Chapter 3 Word Formation I
Morphemes are the smallest meaningful units of a language.
Some morphemes are realized by more than one morph. Such alternative morphs of a morpheme are called allomorphs.
3．Types of Morphemes
1) Free Morphemes
Free morphemes are those which usually have complete meanings in themselves and can be used freely or independently as words.
2) Bound Morphemes
Bound morphemes have to be bound with other morphemes to form words and can not be used independently as words.
3) Free Roots
Free roots are free morphemes. They are identical with root words.
A bound root, like a free root, is that part of the word that carries the fundamental meaning of a word, but unlike a free root, it is a bound form and has to be bound with other morphemes to form words.
Affixes are forms that are attached to stems to modify meaning or function.

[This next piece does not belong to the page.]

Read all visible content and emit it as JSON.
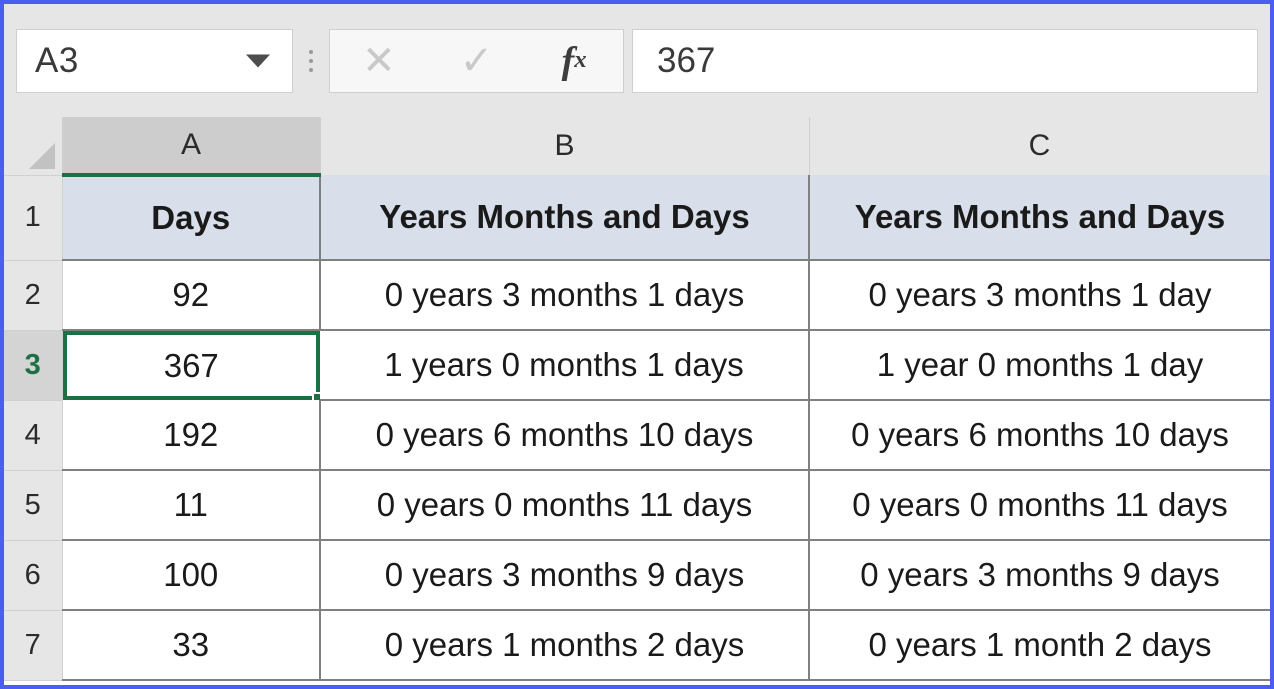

Almost all the affixes are bound.
An inflectional affix is one attached to the end of a word to convey grammatical meaning or grammatical relation, such as tense, case, number, comparative or superlative degree, etc.
A derivational affix is one that is added to the beginning or the end of a word in order to create a new word. Derivational affixes can be divided into prefixes and suffixes.
Prefixes are the morphemes that occur at the beginning of a word. They modify the meaning of a stem, but usually do not change the part of speech of the original word.
Suffixes occur at the end of stems. Though they can modify the meanings of the original words, their chief function is to change the parts of speech of words.
4．Root and Stem
A root is the basic form of a word which can not be further analysed without total loss of identity. It carries the main component of the meaning of a word. It can also be defined as that part of a word which remains after all the inflectional and derivational affixes have been removed.
A stem can be defined as a any form to which an affix can be added.